TRAVERSE CITY — Four bridge projects in downtown Traverse City long in the works could start in 2020 despite another setback, and the city has a grant to build a new roundabout.
Those are two of many items city planning commissioners heard about during a recent overview of the city’s six-year Capital Improvement Program plan.
They’re set to hear public comments on the full document Feb. 4, and city commissioners later will budget for items they actually want to see built from July 2020 through June 2021, city Planning Director Russ Soyring said.
The Michigan Department of Transportation sought more details on long-proposed work for the West Front Street, Park Street, South Cass Street and Eighth Street bridge projects, city engineer Tim Lodge said.
That came after a consultant completed a technical review of the bridge work in December.
MDOT’s Local Bridge Program awarded funds for part of each bridge project, putting up $750,000 for Eighth Street, $850,000 for South Cass Street, $850,000 for Park Street and $850,000 for West Front Street as previously reported.
A few delays held up the projects, including a permit from the U.S. Army Corps of Engineers in 2017.
Lodge said after the meeting there’s no danger of losing the funding but MDOT wants the projects done as quickly as possible.
He and his department will review the department’s response and resubmit the review.
Lodge told planning commission Chairwoman Linda Koebert there won’t be any bridge work in the spring but possibly in the summer.
Which bridge gets done first isn’t set, Lodge said. But there are two he doesn’t want to do at the same time: South Cass Street and Eighth Street.
“Because one serves as a detour for the other, I think those cannot be done at the same time,” he said.
MDOT will fund two more bridge projects, one for the South Union Street bridge and another for the North Cass Street bridge, Lodge said. Both involve replacing the bridge decks, and work on those is set to begin in 2021.
The city is set to turn the Parsons and Airport Access roads intersection into a roundabout, thanks to a $600,000 Highway Safety Improvement Program grant for which city Engineering Technician Jessica Carpenter successfully applied, Lodge said.
Building it would make for a slight shift in the Traverse Area Recreation and Transportation Trail that runs alongside Parsons Road, Lodge said. Plans are to include sidewalks on all four corners, despite the lack of any connecting sidewalks north of the intersection — Lodge said it’s a gap that’ll have to be filled some day.
Koebert said she’s concerned about how pedestrians will get through the roundabout, to which Lodge responded the setup for them will be largely the same as it is now.
Funding for the roundabout is use-it-or-lose-it, Lodge said after the meeting.
Designs are due no later than August.
Other road projects include rebuilding Randolph Street between Division and Oak avenues, set for 2020, Lodge said. The new road’s design won’t be much different from the current one.

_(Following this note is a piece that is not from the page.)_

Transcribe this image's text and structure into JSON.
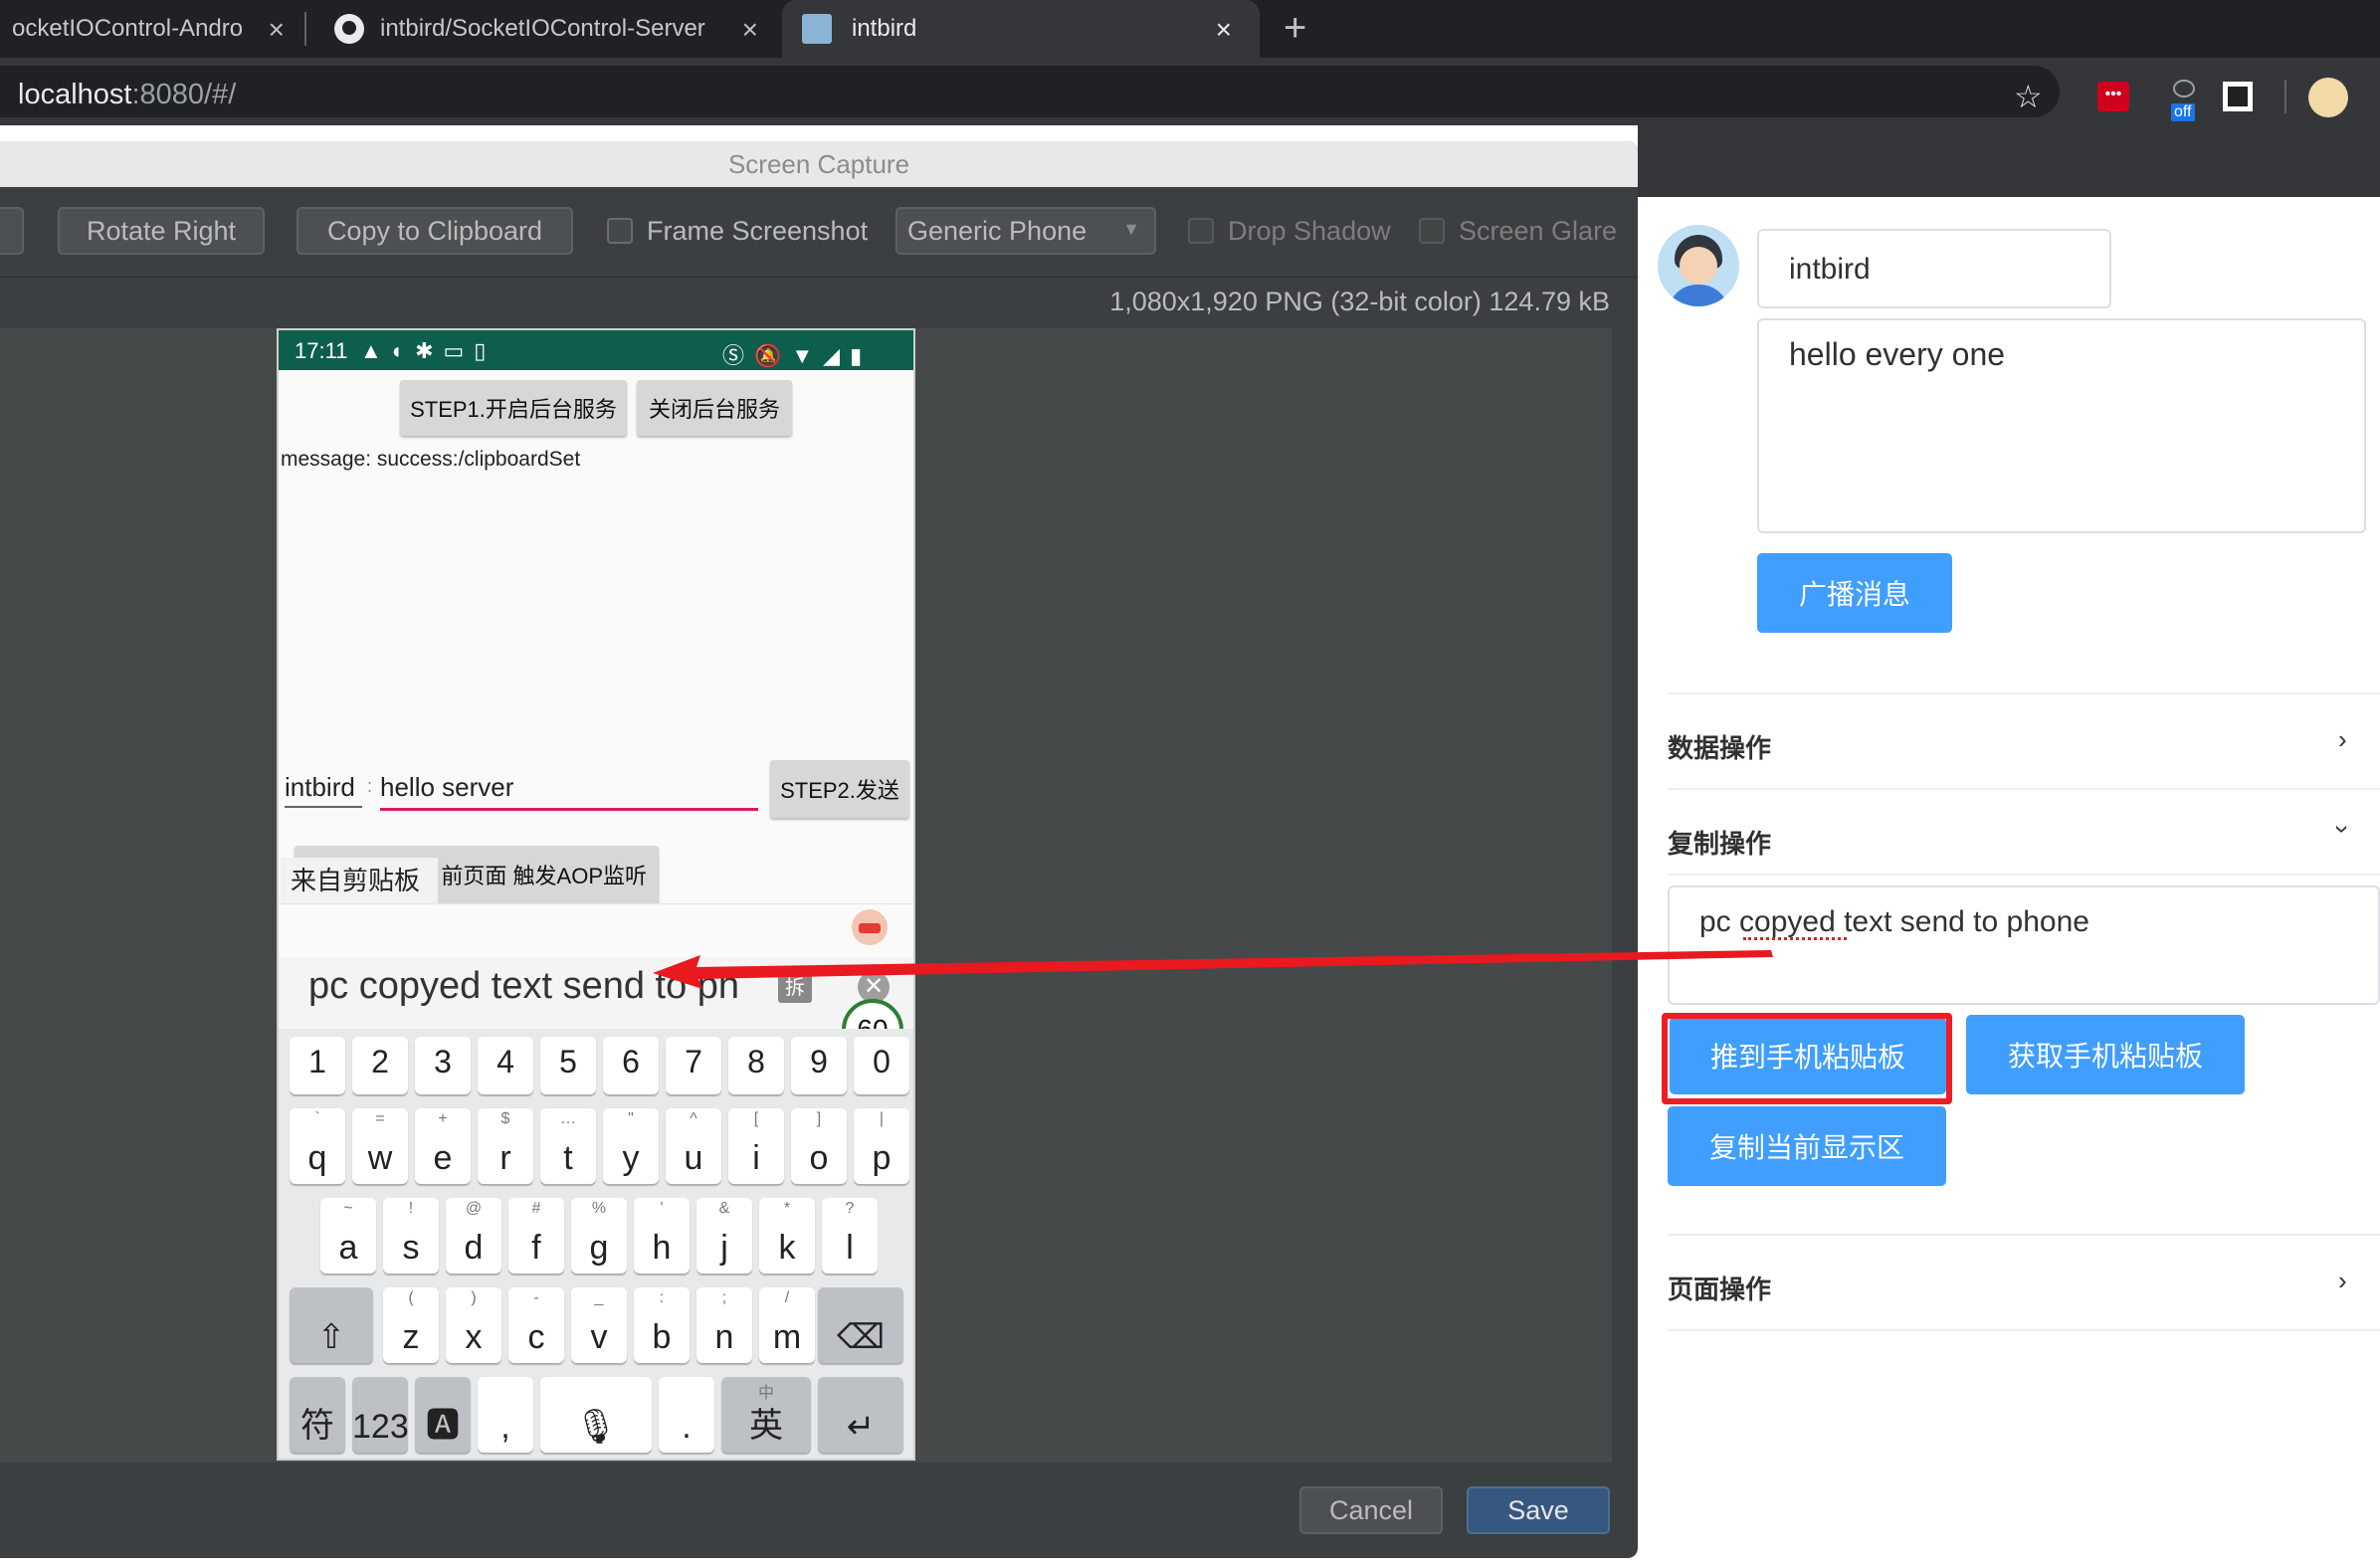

Planning commissioners also heard about other big projects in the Capital Improvements Program, including Downtown Development Authority Jean Derenzy on a proposed Civic Square.
The DDA has $3 million in grants to build it but no location yet, she said. She’s hoping to make an announcement on that end by mid-2020.
The location of the Sara Hardy Farmers Market is also up for discussion, Derenzy said. She pointed to the need to work with vendors to determine whether they want to stay in the current spot, a city parking lot between Union and Cass streets.
If so, the spot could use as much as $5 million invested in it.
Derenzy said the DDA is also planning to spend $50,000 to replace dead and missing trees. She later added it’s part of a plan to completely replace the downtown’s trees over six years as sidewalks are replaced — planning commissioner Brian McGillivary said he doesn’t want to see older trees replaced with “sticks.”
West End Beach’s bathhouse is up for a long-overdue rebuild, city Parks and Recreation Superintendent Derek Melville said.
He asked commissioners if they’ve ever been inside.
“If you have, you can probably understand why we’re talking about doing something a little bit differently there,” he said, adding the park’s accessibility rates poorly as well.
Melville said the plans aren’t final, and it’ll likely take a few years to apply for and secure grants for the project. He believes the city is well positioned to leverage Brown Bridge Parks Improvement Trust Fund money for grant dollars, especially after voters reauthorized the fund November 2019.
Department of Public Services Director Frank Dituri, also on the Boardman River Restoration Project Implementation Team, said plans for the selective fish passageway set to replace Union Street Dam — known as FishPass — are going through their final review over the next six to eight weeks.
They’ll be put out for bid in late spring, and construction could start mid-summer.